What’s often difficult for women, though, is when we leave the safe confines of our support systems and enter the world of leadership—whether in ministry, the workplace, or elsewhere. Women face unique challenges in leadership, including direct opposition. Despite this, “women now occupy almost every conceivable role in public life. They manage companies, build cities, and start civil-rights movements. They care for children, volunteer at schools, and lead worship. They practice medicine, create art, and run countries”—according to a recent article in The Atlantic. On the other hand, women make up less than 40 percent of managers in the workplace—despite making up over half the U.S. population—and they’re paid nearly $11,000 less than men.
Women Face Unique Challenges
Recently, we surveyed you, our readers, and we learned so many great things about you and what you face.

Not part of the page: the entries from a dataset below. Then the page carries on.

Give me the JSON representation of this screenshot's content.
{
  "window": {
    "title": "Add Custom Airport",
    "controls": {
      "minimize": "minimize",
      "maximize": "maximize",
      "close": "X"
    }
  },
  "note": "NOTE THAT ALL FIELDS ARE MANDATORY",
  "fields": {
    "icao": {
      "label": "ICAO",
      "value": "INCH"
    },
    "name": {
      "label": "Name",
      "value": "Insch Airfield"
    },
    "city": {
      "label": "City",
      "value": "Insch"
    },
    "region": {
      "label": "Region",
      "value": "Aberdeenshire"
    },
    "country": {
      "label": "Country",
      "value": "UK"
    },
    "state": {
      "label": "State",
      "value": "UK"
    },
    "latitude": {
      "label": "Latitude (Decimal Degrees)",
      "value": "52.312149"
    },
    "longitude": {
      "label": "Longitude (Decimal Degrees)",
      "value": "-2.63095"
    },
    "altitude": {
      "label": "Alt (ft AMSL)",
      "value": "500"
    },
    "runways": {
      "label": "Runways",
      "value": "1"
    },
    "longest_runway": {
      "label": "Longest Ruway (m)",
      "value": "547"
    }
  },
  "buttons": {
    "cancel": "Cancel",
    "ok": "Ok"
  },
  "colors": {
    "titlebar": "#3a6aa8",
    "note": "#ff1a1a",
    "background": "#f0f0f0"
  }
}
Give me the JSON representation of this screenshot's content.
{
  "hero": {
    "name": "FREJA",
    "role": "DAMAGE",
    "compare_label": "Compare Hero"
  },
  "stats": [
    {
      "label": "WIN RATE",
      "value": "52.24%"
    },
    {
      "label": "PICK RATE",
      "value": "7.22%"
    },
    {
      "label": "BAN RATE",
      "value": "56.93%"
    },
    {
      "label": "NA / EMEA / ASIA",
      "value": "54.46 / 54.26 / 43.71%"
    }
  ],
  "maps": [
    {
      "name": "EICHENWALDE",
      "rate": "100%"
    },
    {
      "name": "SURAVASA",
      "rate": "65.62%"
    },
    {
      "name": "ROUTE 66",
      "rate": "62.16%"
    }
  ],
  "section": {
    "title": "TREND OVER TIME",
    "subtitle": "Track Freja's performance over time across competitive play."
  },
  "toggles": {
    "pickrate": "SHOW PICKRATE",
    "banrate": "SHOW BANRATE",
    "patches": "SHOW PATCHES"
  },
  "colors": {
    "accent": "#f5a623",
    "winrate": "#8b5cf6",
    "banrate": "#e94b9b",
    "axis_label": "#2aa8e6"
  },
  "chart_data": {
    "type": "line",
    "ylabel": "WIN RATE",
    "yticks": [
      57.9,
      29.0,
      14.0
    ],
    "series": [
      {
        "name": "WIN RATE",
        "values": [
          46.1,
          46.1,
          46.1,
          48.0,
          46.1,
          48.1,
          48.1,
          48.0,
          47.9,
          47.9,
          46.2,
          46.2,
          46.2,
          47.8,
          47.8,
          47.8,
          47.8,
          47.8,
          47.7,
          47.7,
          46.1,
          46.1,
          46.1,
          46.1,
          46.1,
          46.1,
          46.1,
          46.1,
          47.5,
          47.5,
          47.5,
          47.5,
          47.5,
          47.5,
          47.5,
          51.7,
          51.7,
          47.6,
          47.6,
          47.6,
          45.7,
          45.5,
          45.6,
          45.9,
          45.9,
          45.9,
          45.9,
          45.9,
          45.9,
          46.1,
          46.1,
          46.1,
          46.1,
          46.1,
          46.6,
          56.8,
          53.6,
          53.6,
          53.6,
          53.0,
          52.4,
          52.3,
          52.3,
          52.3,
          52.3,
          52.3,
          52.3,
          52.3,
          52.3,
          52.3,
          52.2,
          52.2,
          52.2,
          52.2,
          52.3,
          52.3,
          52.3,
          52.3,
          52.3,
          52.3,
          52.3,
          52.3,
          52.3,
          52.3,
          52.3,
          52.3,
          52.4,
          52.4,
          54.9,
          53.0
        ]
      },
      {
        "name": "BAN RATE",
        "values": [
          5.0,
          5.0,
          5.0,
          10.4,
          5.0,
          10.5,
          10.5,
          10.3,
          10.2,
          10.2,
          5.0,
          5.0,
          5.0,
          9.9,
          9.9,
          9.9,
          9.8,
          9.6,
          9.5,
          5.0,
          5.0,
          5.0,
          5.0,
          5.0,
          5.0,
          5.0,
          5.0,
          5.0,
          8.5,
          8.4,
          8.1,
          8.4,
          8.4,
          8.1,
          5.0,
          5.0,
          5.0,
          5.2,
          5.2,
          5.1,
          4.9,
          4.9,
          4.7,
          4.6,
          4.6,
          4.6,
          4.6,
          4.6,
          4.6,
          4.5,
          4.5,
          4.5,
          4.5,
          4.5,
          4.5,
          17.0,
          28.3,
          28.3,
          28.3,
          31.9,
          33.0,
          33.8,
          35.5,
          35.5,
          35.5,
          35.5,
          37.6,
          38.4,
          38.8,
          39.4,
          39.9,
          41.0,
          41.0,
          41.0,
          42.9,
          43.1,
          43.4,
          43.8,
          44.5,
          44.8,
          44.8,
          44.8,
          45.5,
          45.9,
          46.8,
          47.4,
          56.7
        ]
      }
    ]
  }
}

For starters, nearly all of you minister on a volunteer basis—even if your title is minister or pastor. And while that fact utterly frustrated me, it also brought a smile to my face thinking about your determination and commitment. Of course, so much of church work consists of things we love to do—things we offer to do free of charge. But I also know this can be a huge hindrance to women leaders, especially when that role requires a significant time investment. It can force women to lead elsewhere in order to financially support their families. Others may have to take on other work so they can volunteer and still have the financial resources they need.
There were several other challenges specific to being a woman leader that you voiced through our survey. Many of you shared that you struggle with communicating effectively with male coworkers, not being taken seriously in your church, and navigating the lack of ministry opportunities available for women. You also talked about the frustration of balancing your time—not so much in the clichéd home-work balance sense, but in balancing a full-time ministry workload in your 10 available hours each week. The problem is even more acutely felt if you’re not paid for your work. After all, many households depend on the income women provide.